David Moyes has smashed some unwanted records in his first five months at Manchester United. Before this season, West Brom had not won at Old Trafford since 1978, Everton had not won at Old Trafford since 1992 and Newcastle had not won at Old Trafford since 1972. And, to continue a theme akin to the swimming pool supervisor's anecdote in The Day Today, Aston Villa have not beaten United at home in the Premier League since 1995.
On 19 August 1995, this author attended his first United away game at Villa Park on what was a blisteringly hot summer day. Aged seven, and an avid viewer of the 1993-94 season review, Villa away had the potential to be special. The black kit, the floodlights and a superb following illuminated one of English football's greatest games in the 1990s.
But there was no black kit and no floodlights two seasons on, and auspicious weather does not mean an auspicious occasion.
The previous campaign was the first I seriously followed United. Losing the title on the final day to a small-time West Ham team and the FA Cup final the following week to an awful Everton side was a pretty brutal introduction to the fine line between delight and despair.
Alex Ferguson thought so, too. Mark Hughes, the icon of a generation of Reds, and who had signed a new contract months earlier, was sold to Chelsea. Paul Ince, heralded by Eric Cantona as "the best midfielder in Europe", headed to Internazionale and Andrei Kanchelskis, the Sir Matt Busby Player of the Year, joined Everton. Ferguson didn't spend a single penny that summer. Had this happened in the social network age, traffic on Twitter would have peaked.
Clad in the blue-and-white away Umbro strip worn in that year's FA Cup run at Sheffield United and the semi-final, I was disappointed to discover, when United emerged, they wore what was the footballer's funeral kit. It appeared Umbro had hired the adidas designer who conjured up the so-bad-it-was-good acid-inspired Haçienda tribute, only this time he must have been on anti-depressants.
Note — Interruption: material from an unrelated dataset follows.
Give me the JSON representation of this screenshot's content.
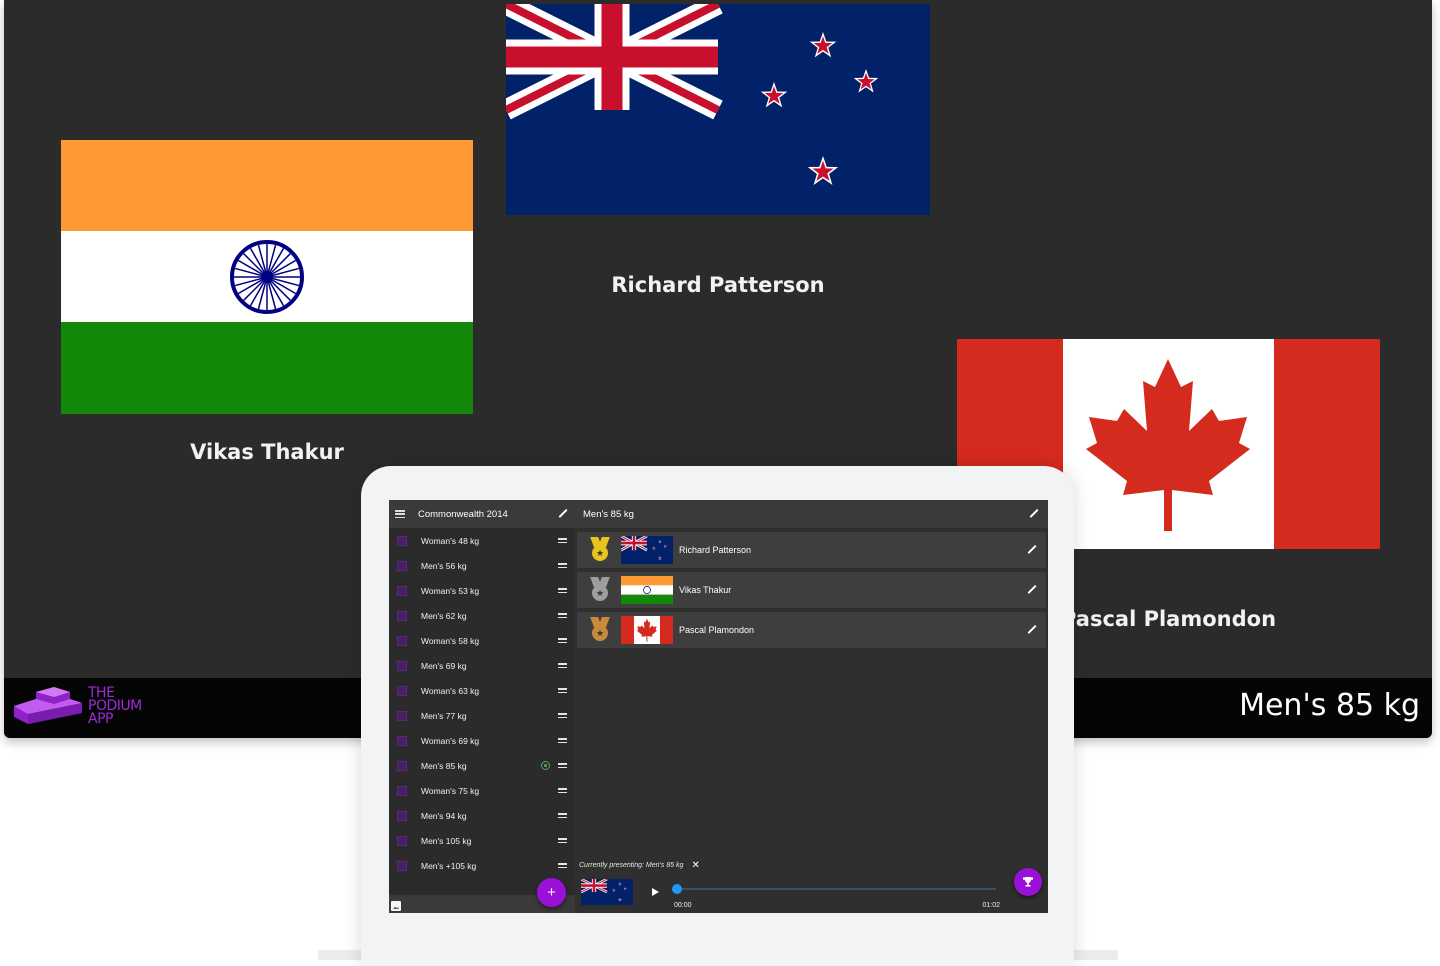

In turned out the choice of kit was appropriate.
Villa, managed by Brian Little, eviscerated a United side bereft of Steve Bruce, Andy Cole, Ryan Giggs and Cantona in the first 45 minutes to take a 3-0 half-time lead. Ian Taylor and Mark Draper got on the scoresheet, but it was Dwight Yorke who wielded the baton, becoming the latest opponent to impress Ferguson enough he would one day sign for United.
Yorke finished the scoring as United, the season review video frankly asserted, "suffered in the sun". Phil Neville, 18 at the time, suffered an ignominy Patrice Evra would experience a decade later when he was substituted at half-time for No.24, David Beckham. Typically, United's frustration was expressed by a tackle from 20-year-old Paul Scholes, the only player booked.
Admittedly, yours truly has not seen the full 90 minutes since. I don't particularly want to, either. However, what is oft-forgotten is United, inspired by an unrelenting Roy Keane, battered Villa after the pause. Mark Bosnich was busy in front of the North Stand, although this was before United's powers of recovery psychologically sapped opponents and a comeback never seemed possible.
“Villa Park hummed with satisfaction,” wrote Leon Hickman in the Birmingham Mail, but it was United fans who were making a din at 0-3. Eventually, the seemingly impregnable Bosnich was breached by Beckham's deflected effort, as he claimed his first League goal for United and the score ended 3-1. Brian McClair dryly remarked afterwards United only needed 40 points to avoid relegation.
It is one of the few opening day matches which boasts its own quote. Alan Hansen’s critique might have been a classic knee-jerk, although Ferguson admitted "there was not a lot wrong" with the Match of the Day pundit's statement. Villa, for a brief period, enjoyed bogeyman status against United, as the clubs drew their next three fixtures 0-0.
Driving back from Birmingham, there was a Tottenham coach in front of us and two lads around my age recognised my kit and immediately mocked me from the sanctuary of their back seats. Spurs have won two cups since then, while United won two that season.
Villa's only success against United at home since their 1995 triumph was in a 1999 League Cup tie, when the visitors' line-up included Ronnie Wallwork, Michael Clegg, Danny Higginbotham, John Curtis and Michael Twiss, among others.
The post-mortem will be graver for Moyes than the 1995 autopsy should United record a third successive League loss in the midlands on Sunday. That hasn't happened in 17 years, and they still went on to win the League. They are unlikely to this time.